The ‘hub’ of the windmill (the part the three blades are attached to) is turned, so the blades are always facing into the wind. And the blades themselves are pitched (twisted) to either catch the wind, or to shed it as needed.
Advantages of wind turbines
There are lots of advantages to making green energy from the wind:
- It can help fight climate change by generating green energy with no carbon footprint
- It’s safer than burning fossil fuels, both environmentally and for human health
- It’s completely sustainable, as the source of energy will always replenish
You can find out more about the advantages of wind energy here.
Are there any disadvantages?
Even green energy generation can come with drawbacks – but the disadvantages of wind turbines are minimal in comparison to the positive impact they have on the environment.
The blades on a wind turbine make a whooshing noise as they cut through the air, but only 3% of wind farms have reported noise problems. While wind turbines have been problematic due to noise in the past, most modern windmills make very little noise and are unlikely to cause disruption.
Wind turbines are usually placed a minimum distance of 300 meters away from residential homes, with sound levels reaching just 43 decibels. That’s about the same noise level as a fridge.
Are wind turbines a threat to wildlife?
Lots of studies have been carried out to assess the impact of wind turbines on wildlife and, while they’re not completely risk free, the danger to wildlife from wind energy generation is very small:
- Birds. Due to pre-construction surveys and assessments needed for the construction of new wind farms, the potential impact on birds is exceedingly low compared to other threats to birds. At Ecotricity, we work closely with the RSPB to ensure our windmills work in harmony with the local bird population.
- Bats. Ecotricity played a leading role in a major research project on bats and wind turbines. The study found that bat casualties at wind turbines are rare but that they occur on warm evenings in late summer, when wind speeds are low. We switch off our wind turbines in these conditions, to minimise risk even further.
- Butterflies. While there’s no evidence that wind turbines pose any threat to butterflies, we don’t consider building windmills close to sites with high flying species, like the Purple Emperor.
Where can wind turbines be built?
There are a mix of offshore and onshore wind parks around the UK, but the government isn’t supporting wind energy production. Current government policy makes it very hard to get planning permission for onshore wind parks in England, so it might be a while before any more are built.

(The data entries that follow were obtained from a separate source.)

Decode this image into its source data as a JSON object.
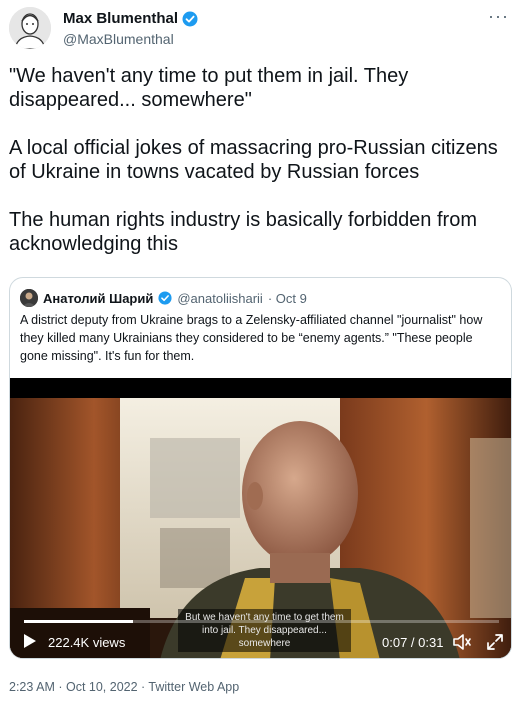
{
  "author": {
    "name": "Max Blumenthal",
    "handle": "@MaxBlumenthal",
    "verified": true
  },
  "tweet_text": "\"We haven't any time to put them in jail. They disappeared... somewhere\"\n\nA local official jokes of massacring pro-Russian citizens of Ukraine in towns vacated by Russian forces\n\nThe human rights industry is basically forbidden from acknowledging this",
  "quoted": {
    "name": "Анатолий Шарий",
    "handle": "@anatoliisharii",
    "date": "· Oct 9",
    "verified": true,
    "text": "A district deputy from Ukraine brags to a Zelensky-affiliated channel  \"journalist\" how they killed many Ukrainians they considered to be “enemy agents.”  \"These people gone missing\". It's fun for them.",
    "video": {
      "caption": "But we haven't any time to get them into jail. They disappeared... somewhere",
      "views": "222.4K views",
      "time": "0:07 / 0:31",
      "progress": 0.23
    }
  },
  "footer": "2:23 AM · Oct 10, 2022 · Twitter Web App",
  "colors": {
    "verified": "#1d9bf0",
    "text": "#0f1419",
    "muted": "#536471",
    "border": "#cfd9de"
  }
}
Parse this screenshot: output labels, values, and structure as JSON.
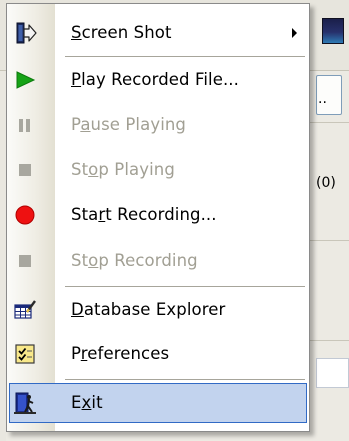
{
  "background": {
    "button_label": "..",
    "count_text": "(0)"
  },
  "menu": {
    "items": [
      {
        "label": "Screen Shot",
        "mnemonic": "S",
        "enabled": true,
        "has_submenu": true,
        "icon": "screenshot-icon"
      },
      {
        "label": "Play Recorded File...",
        "mnemonic": "P",
        "enabled": true,
        "icon": "play-icon"
      },
      {
        "label": "Pause Playing",
        "mnemonic": "a",
        "enabled": false,
        "icon": "pause-icon"
      },
      {
        "label": "Stop Playing",
        "mnemonic": "o",
        "enabled": false,
        "icon": "stop-icon"
      },
      {
        "label": "Start Recording...",
        "mnemonic": "r",
        "enabled": true,
        "icon": "record-icon"
      },
      {
        "label": "Stop Recording",
        "mnemonic": "o",
        "enabled": false,
        "icon": "stop-icon"
      },
      {
        "label": "Database Explorer",
        "mnemonic": "D",
        "enabled": true,
        "icon": "database-explorer-icon"
      },
      {
        "label": "Preferences",
        "mnemonic": "r",
        "enabled": true,
        "icon": "preferences-icon"
      },
      {
        "label": "Exit",
        "mnemonic": "x",
        "enabled": true,
        "selected": true,
        "icon": "exit-icon"
      }
    ]
  },
  "colors": {
    "selection_fill": "#c2d3ee",
    "selection_border": "#316ac5",
    "disabled_text": "#a19f93",
    "play_green": "#16a316",
    "record_red": "#ee1111"
  }
}
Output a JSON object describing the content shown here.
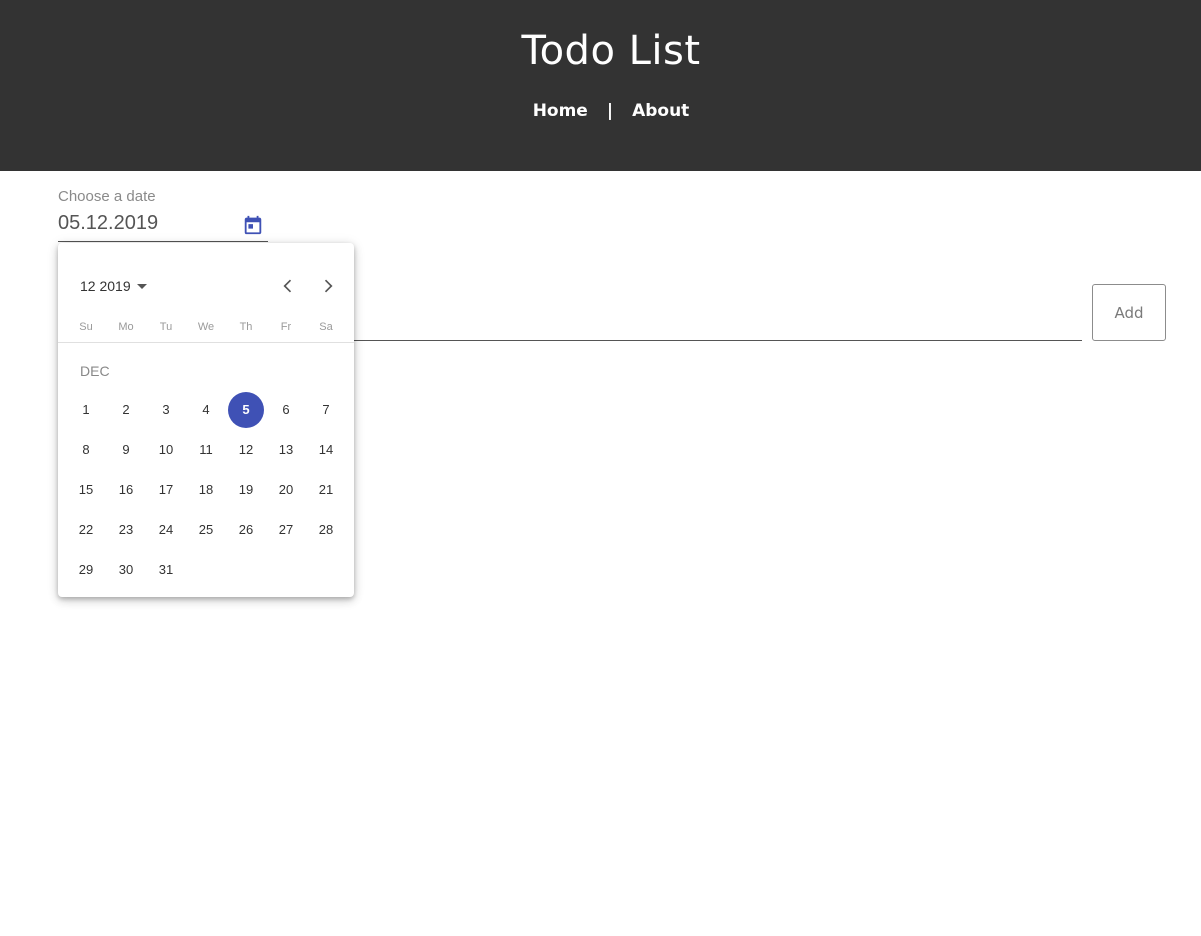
{
  "header": {
    "title": "Todo List",
    "nav": {
      "home": "Home",
      "separator": "|",
      "about": "About"
    },
    "background_color": "#333333"
  },
  "date_field": {
    "label": "Choose a date",
    "value": "05.12.2019",
    "toggle_icon": "calendar-icon"
  },
  "todo": {
    "add_label": "Add"
  },
  "datepicker": {
    "period_label": "12 2019",
    "prev_icon": "chevron-left-icon",
    "next_icon": "chevron-right-icon",
    "weekdays": [
      "Su",
      "Mo",
      "Tu",
      "We",
      "Th",
      "Fr",
      "Sa"
    ],
    "month_label": "DEC",
    "first_weekday_index": 0,
    "days": [
      "1",
      "2",
      "3",
      "4",
      "5",
      "6",
      "7",
      "8",
      "9",
      "10",
      "11",
      "12",
      "13",
      "14",
      "15",
      "16",
      "17",
      "18",
      "19",
      "20",
      "21",
      "22",
      "23",
      "24",
      "25",
      "26",
      "27",
      "28",
      "29",
      "30",
      "31"
    ],
    "selected_day": "5",
    "accent_color": "#3f51b5"
  }
}
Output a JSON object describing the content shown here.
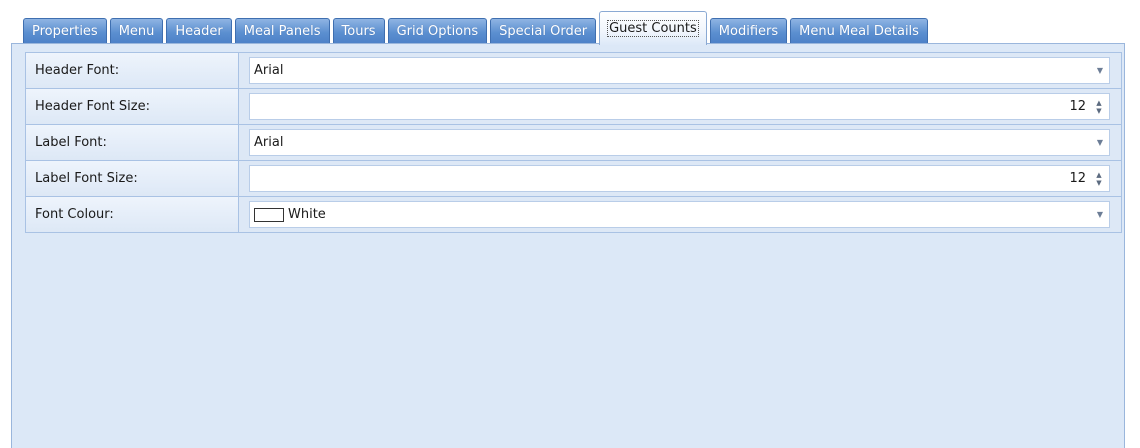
{
  "tabs": [
    {
      "label": "Properties",
      "active": false
    },
    {
      "label": "Menu",
      "active": false
    },
    {
      "label": "Header",
      "active": false
    },
    {
      "label": "Meal Panels",
      "active": false
    },
    {
      "label": "Tours",
      "active": false
    },
    {
      "label": "Grid Options",
      "active": false
    },
    {
      "label": "Special Order",
      "active": false
    },
    {
      "label": "Guest Counts",
      "active": true
    },
    {
      "label": "Modifiers",
      "active": false
    },
    {
      "label": "Menu Meal Details",
      "active": false
    }
  ],
  "properties": {
    "header_font": {
      "label": "Header Font:",
      "value": "Arial"
    },
    "header_font_size": {
      "label": "Header Font Size:",
      "value": "12"
    },
    "label_font": {
      "label": "Label Font:",
      "value": "Arial"
    },
    "label_font_size": {
      "label": "Label Font Size:",
      "value": "12"
    },
    "font_colour": {
      "label": "Font Colour:",
      "value": "White",
      "swatch_color": "#ffffff"
    }
  },
  "colors": {
    "tab_inactive": "#5b8fd0",
    "panel_background": "#dce8f7",
    "border": "#a9c2e4"
  },
  "icons": {
    "dropdown": "chevron-down-icon",
    "spinner": "spin-updown-icon"
  }
}
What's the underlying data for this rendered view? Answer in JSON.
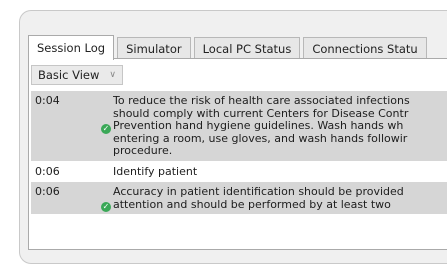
{
  "tabs": [
    {
      "label": "Session Log",
      "active": true
    },
    {
      "label": "Simulator",
      "active": false
    },
    {
      "label": "Local PC Status",
      "active": false
    },
    {
      "label": "Connections Statu",
      "active": false
    }
  ],
  "view": {
    "selected": "Basic View"
  },
  "log": [
    {
      "time": "0:04",
      "lines": [
        "To reduce the risk of health care associated infections",
        "should comply with current Centers for Disease Contr",
        "Prevention hand hygiene guidelines. Wash hands wh",
        "entering a room, use gloves, and wash hands followir",
        "procedure."
      ],
      "status_icon": "check-circle-icon"
    },
    {
      "time": "0:06",
      "lines": [
        "Identify patient"
      ],
      "status_icon": null
    },
    {
      "time": "0:06",
      "lines": [
        "Accuracy in patient identification should be provided",
        "attention and should be performed by at least two"
      ],
      "status_icon": "check-circle-icon"
    }
  ],
  "colors": {
    "row_shaded": "#d6d6d6",
    "check_green": "#3aa857",
    "panel_bg": "#f0f0f0"
  }
}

There’s a long list of rules which affect where wind turbines can be built, which includes:
- How they would impact the local environment
- The visual impact of the turbines
- Noise levels
- The minimum distance from residential properties (600 – 800 meters for large turbines)
- The minimum distance from roads, power lines and gas pipelines
You can find out more information on the Local Government Association website.
Domestic wind turbines and home generation
If you’ve got the space and the budget, you could install a domestic wind turbine at home. They cost anything from £3,000 to £30,000, depending on size, but once they’re installed, they can generate 100% green energy for more than 20 years.
You can then use the electricity you generate to power your home, and you can also get paid for exporting it back to the grid.
Reasons to switch
"The earth is warming at an alarming rate, we are running out of fossil fuels, and it is long past time for us to take action to correct these problems."